In some ways this outcome is the opposite of what you were intending. You wanted a Card UI where everything was simple and uniform, but what you end up with is a CSS gallery website filled with baby websites.

Sunday, September 2nd, 2018

Saturday, September 1st, 2018

The Ecological Impact of Browser Diversity | CSS-Tricks

This is a terrific spot-on piece by Rachel. I firmly believe that healthy competition and diversity in the browser market is vital for the health of the web (which is why I’m always saddened and frustrated to hear web developers wish for a single monocultural rendering engine).

Conversational Semantics · An A List Apart Article

I love, love, love all the little details of HTML that Aaron offers up here. And I really like how he positions non-visual user-agents like searchbots, screen readers, and voice assisants as headless UIs.

HTML is a truly robust and expressive language that is often overlooked and undervalued, but it has the incredible potential to nurture conversations with our users without requiring a lot of effort on our part.
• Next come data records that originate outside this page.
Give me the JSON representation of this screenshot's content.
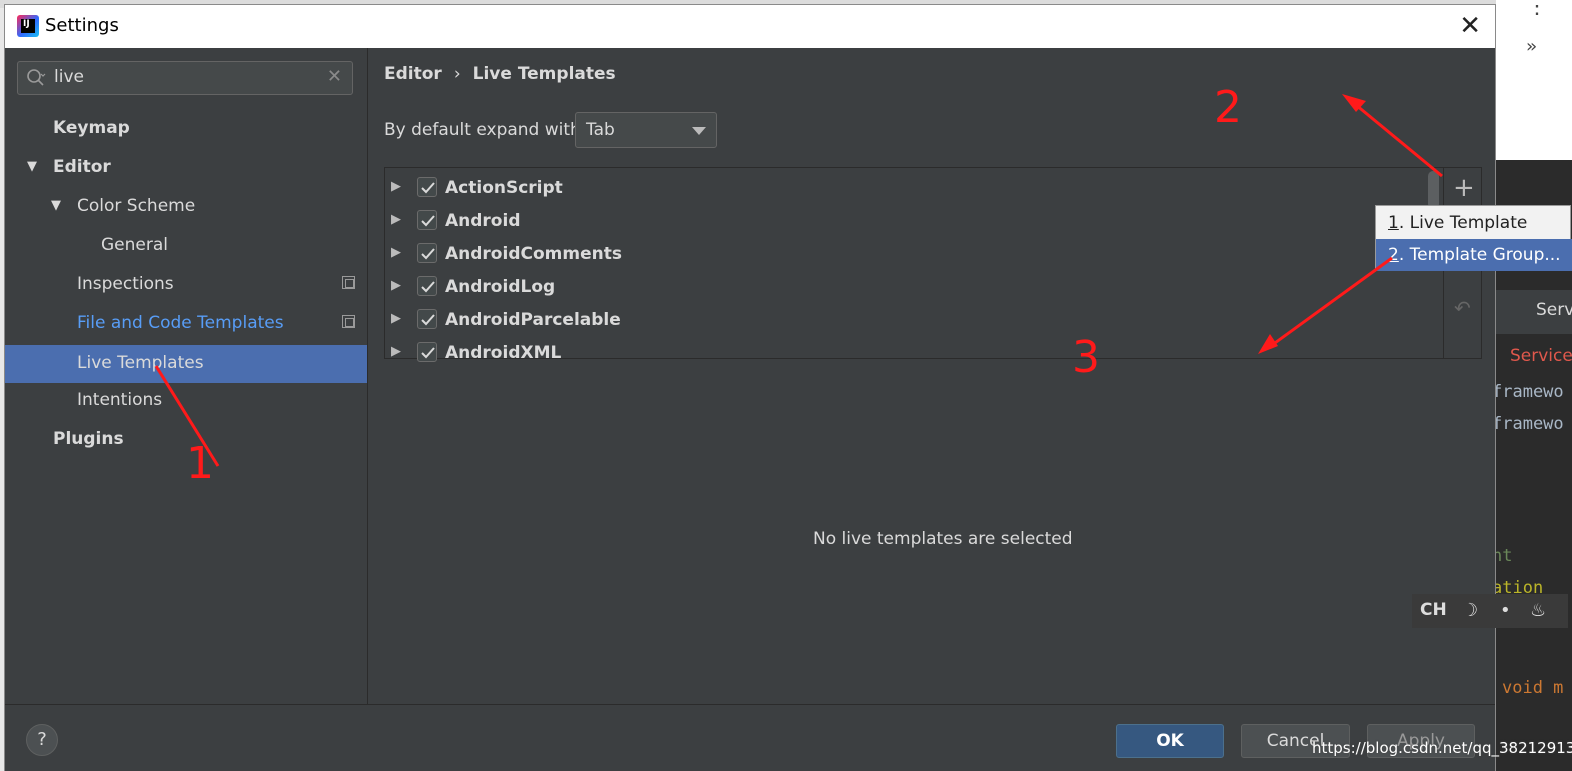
{
  "window": {
    "title": "Settings",
    "close": "✕"
  },
  "search": {
    "value": "live",
    "clear": "✕"
  },
  "sidebar": {
    "items": [
      {
        "label": "Keymap"
      },
      {
        "label": "Editor",
        "toggle": "▼"
      },
      {
        "label": "Color Scheme",
        "toggle": "▼"
      },
      {
        "label": "General"
      },
      {
        "label": "Inspections"
      },
      {
        "label": "File and Code Templates"
      },
      {
        "label": "Live Templates"
      },
      {
        "label": "Intentions"
      },
      {
        "label": "Plugins"
      }
    ]
  },
  "breadcrumb": {
    "first": "Editor",
    "sep": "›",
    "second": "Live Templates"
  },
  "expand": {
    "label": "By default expand with",
    "value": "Tab"
  },
  "groups": [
    {
      "name": "ActionScript",
      "checked": true
    },
    {
      "name": "Android",
      "checked": true
    },
    {
      "name": "AndroidComments",
      "checked": true
    },
    {
      "name": "AndroidLog",
      "checked": true
    },
    {
      "name": "AndroidParcelable",
      "checked": true
    },
    {
      "name": "AndroidXML",
      "checked": true
    }
  ],
  "tree_arrow": "▶",
  "toolbar": {
    "add": "+",
    "undo": "↶"
  },
  "popup": {
    "items": [
      {
        "num": "1",
        "label": ". Live Template"
      },
      {
        "num": "2",
        "label": ". Template Group..."
      }
    ]
  },
  "empty_message": "No live templates are selected",
  "buttons": {
    "help": "?",
    "ok": "OK",
    "cancel": "Cancel",
    "apply": "Apply"
  },
  "annotations": [
    "1",
    "2",
    "3"
  ],
  "background": {
    "lines": [
      "Serv",
      "Service",
      "framewo",
      "framewo",
      "nt",
      "ation",
      "l",
      "void m"
    ],
    "ime": {
      "label": "CH",
      "icons": [
        "☽",
        "•",
        "♨"
      ]
    },
    "top_right": [
      "⋮",
      "»"
    ]
  },
  "watermark": "https://blog.csdn.net/qq_38212913",
  "colors": {
    "selected": "#4b6eaf",
    "link": "#589df6",
    "panel": "#3c3f41",
    "annotation": "#ff1a1a"
  }
}
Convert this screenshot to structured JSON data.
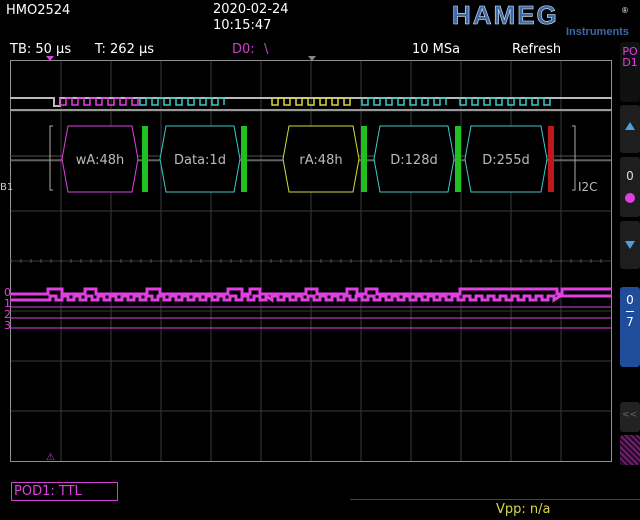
{
  "header": {
    "model": "HMO2524",
    "date": "2020-02-24",
    "time": "10:15:47",
    "brand": "HAMEG",
    "brand_sub": "Instruments",
    "brand_reg": "®"
  },
  "status_bar": {
    "timebase": "TB: 50 µs",
    "trigger_time": "T: 262 µs",
    "trigger_source": "D0:",
    "trigger_edge": "\\",
    "sample_rate": "10 MSa",
    "acq_mode": "Refresh"
  },
  "bus": {
    "label": "B1",
    "protocol": "I2C",
    "frames": [
      "wA:48h",
      "Data:1d",
      "rA:48h",
      "D:128d",
      "D:255d"
    ]
  },
  "channels": {
    "labels": [
      "0",
      "1",
      "2",
      "3"
    ]
  },
  "right_panel": {
    "pod_label": "POD1",
    "up_icon": "triangle-up-icon",
    "level_value": "0",
    "down_icon": "triangle-down-icon",
    "range_top": "0",
    "range_bottom": "7"
  },
  "footer": {
    "pod_setting": "POD1: TTL",
    "vpp": "Vpp: n/a"
  },
  "colors": {
    "magenta": "#e040e0",
    "cyan": "#40c8c8",
    "yellow": "#d8d840",
    "green": "#20c020",
    "red": "#c01818",
    "brand_blue": "#2a4f8a"
  }
}
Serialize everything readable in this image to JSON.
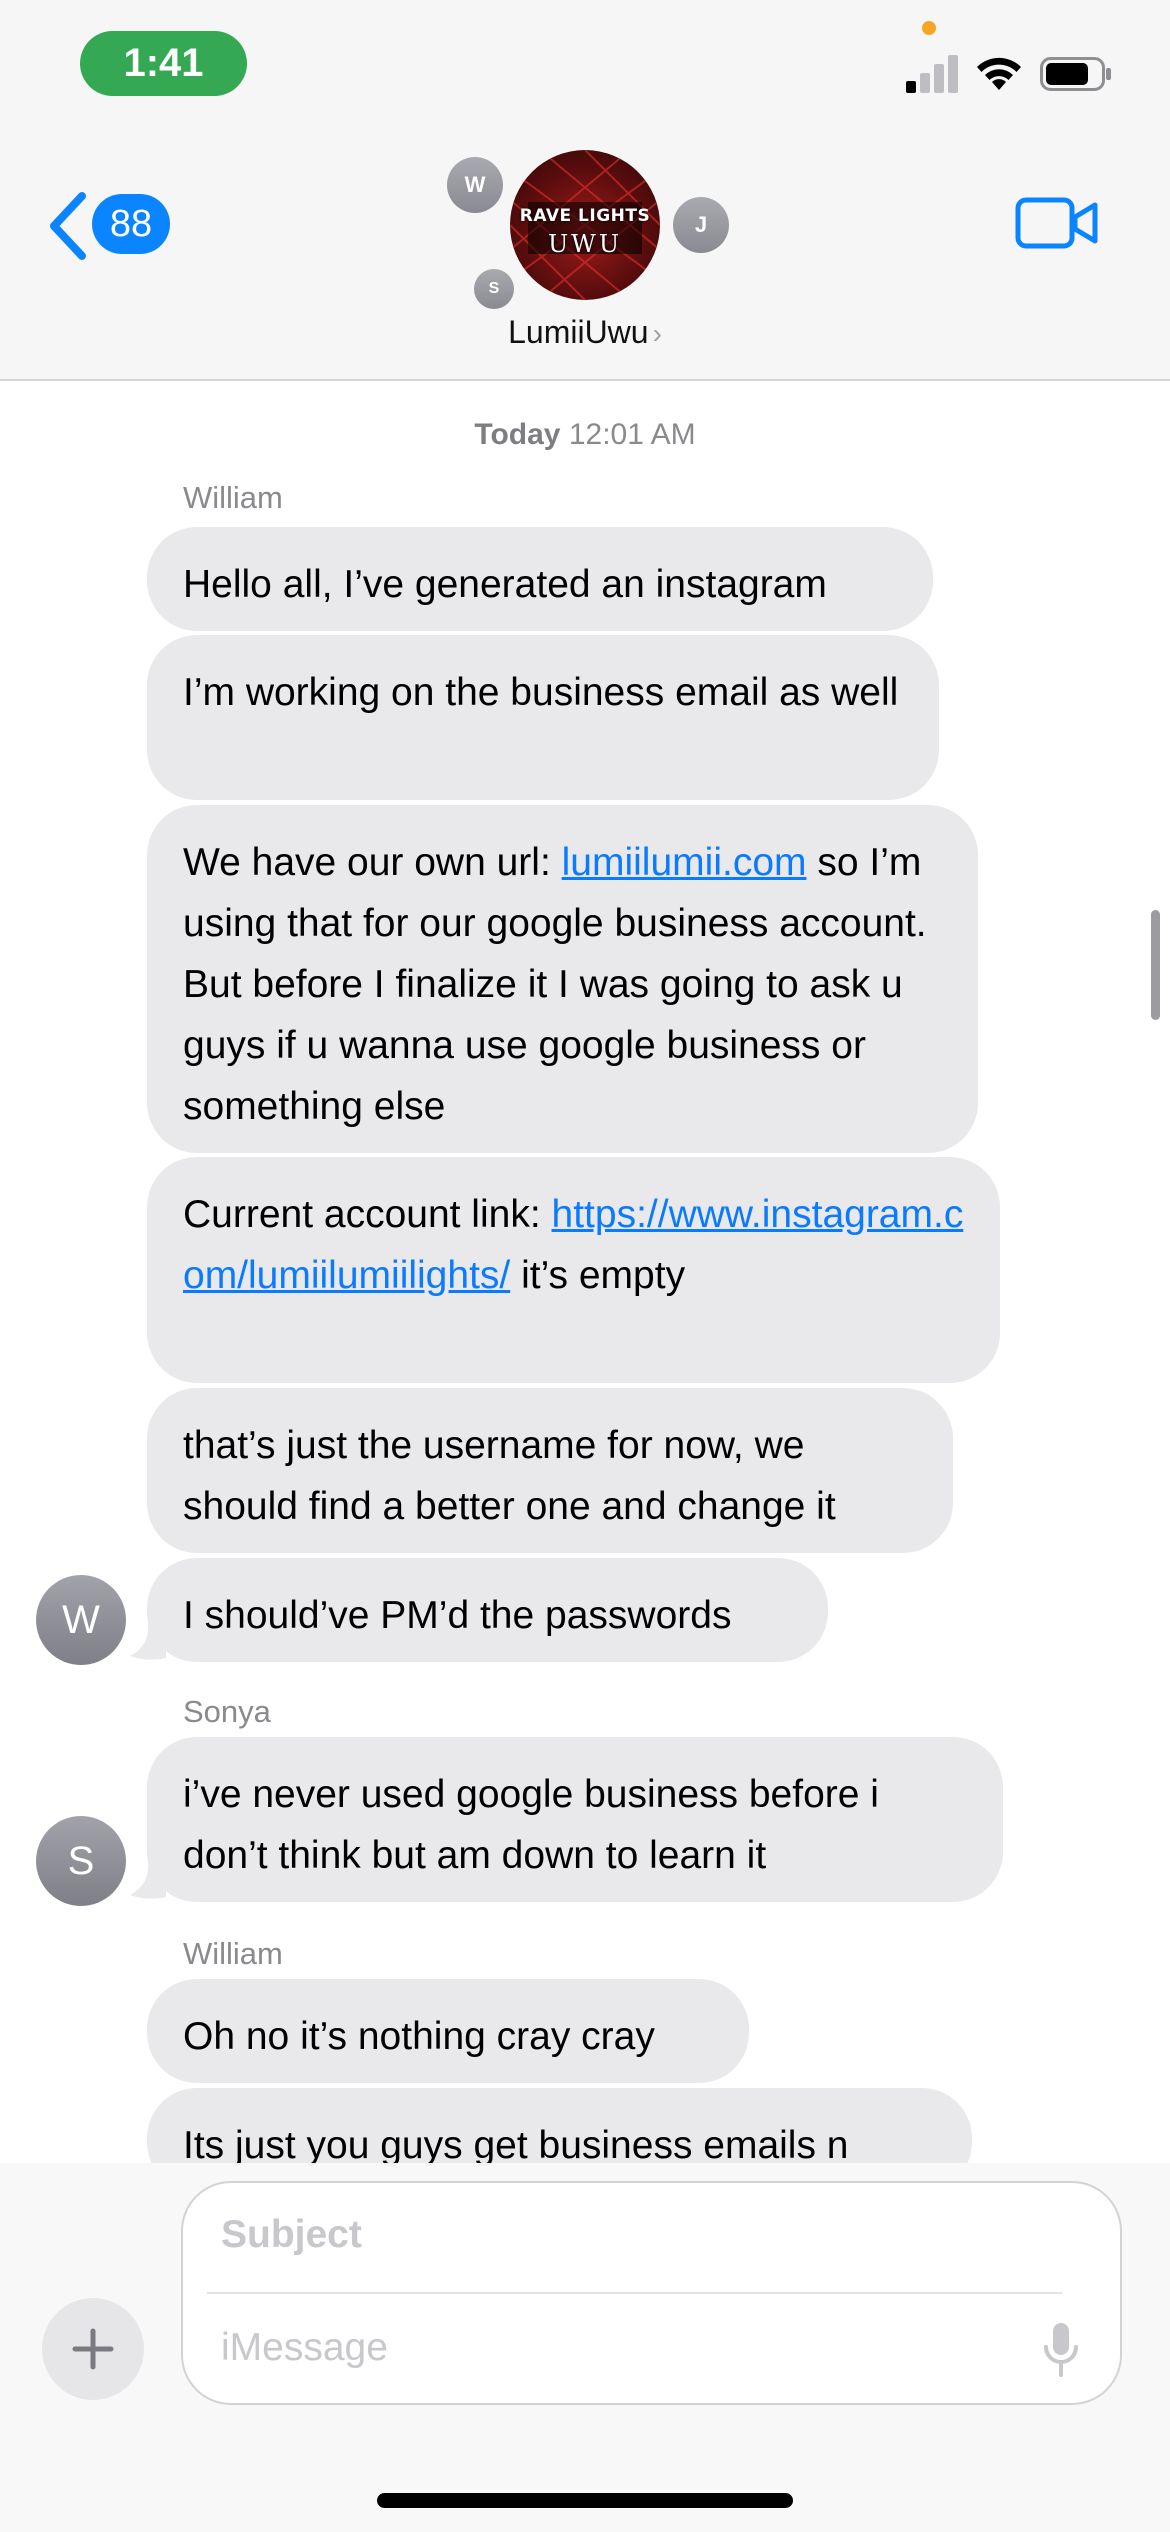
{
  "status_bar": {
    "time": "1:41",
    "cellular_bars_active": 1,
    "battery_level": 0.8,
    "accent_time_color": "#34a853"
  },
  "header": {
    "back_badge_count": "88",
    "contact_name": "LumiiUwu",
    "group_photo_text_line1": "RAVE LIGHTS",
    "group_photo_text_line2": "UWU",
    "participant_initials": [
      "W",
      "J",
      "S"
    ],
    "icons": {
      "back": "chevron-left-icon",
      "video": "video-camera-icon",
      "disclosure": "chevron-right-icon"
    }
  },
  "transcript": {
    "timestamp_day": "Today",
    "timestamp_time": "12:01 AM",
    "groups": [
      {
        "sender": "William",
        "avatar_initial": "W",
        "messages": [
          {
            "text": "Hello all, I’ve generated an instagram"
          },
          {
            "text": "I’m working on the business email as well"
          },
          {
            "before": "We have our own url: ",
            "link": "lumiilumii.com",
            "after": " so I’m using that for our google business account. But before I finalize it I was going to ask u guys if u wanna use google business or something else"
          },
          {
            "before": "Current account link: ",
            "link": "https://www.instagram.com/lumiilumiilights/",
            "after": " it’s empty"
          },
          {
            "text": "that’s just the username for now, we should find a better one and change it"
          },
          {
            "text": "I should’ve PM’d the passwords"
          }
        ]
      },
      {
        "sender": "Sonya",
        "avatar_initial": "S",
        "messages": [
          {
            "text": "i’ve never used google business before i don’t think but am down to learn it"
          }
        ]
      },
      {
        "sender": "William",
        "messages": [
          {
            "text": "Oh no it’s nothing cray cray"
          },
          {
            "text": "Its just you guys get business emails n"
          }
        ]
      }
    ]
  },
  "compose": {
    "subject_placeholder": "Subject",
    "message_placeholder": "iMessage",
    "icons": {
      "add": "plus-icon",
      "dictation": "microphone-icon"
    }
  },
  "colors": {
    "link": "#0a7aff",
    "bubble": "#e9e9eb",
    "badge": "#0a84ff"
  }
}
Simply taking the time to code web pages well will enable our sites to speak to our customers like they speak to each other. Thinking about how our sites are experienced as headless interfaces now will set the stage for more natural interactions between the real world and the digital one.

Changing Our Approach to Anti-tracking - Future Releases

This is excellent news from Mozilla. Firefox is going to make it easier to block vampiric privacy-leeching and performance-draining third-party scripts and trackers.

In the physical world, users wouldn’t expect hundreds of vendors to follow them from store to store, spying on the products they look at or purchase. Users have the same expectations of privacy on the web, and yet in reality, they are tracked wherever they go.

The Emperor’s New Tools?: pragmatism and the idolatry of the web | words from Cole Henley, @cole007

I share many of Cole’s concerns. I think we’re in fairly similiar situations. We even share the same job title: Technical Director …whatever that even means.

I worry about our over-reliance and obsession with tools because for many these are a barrier to our discipline. I worry that they may never really make our work better, faster or easier and that our attention is increasingly focussed not on the drawing but on the pencils. But I mostly worry that our current preoccupation with the way we work (rather than necessarily what we work on) is sapping my enthusiasm for an industry I love and care about immensely.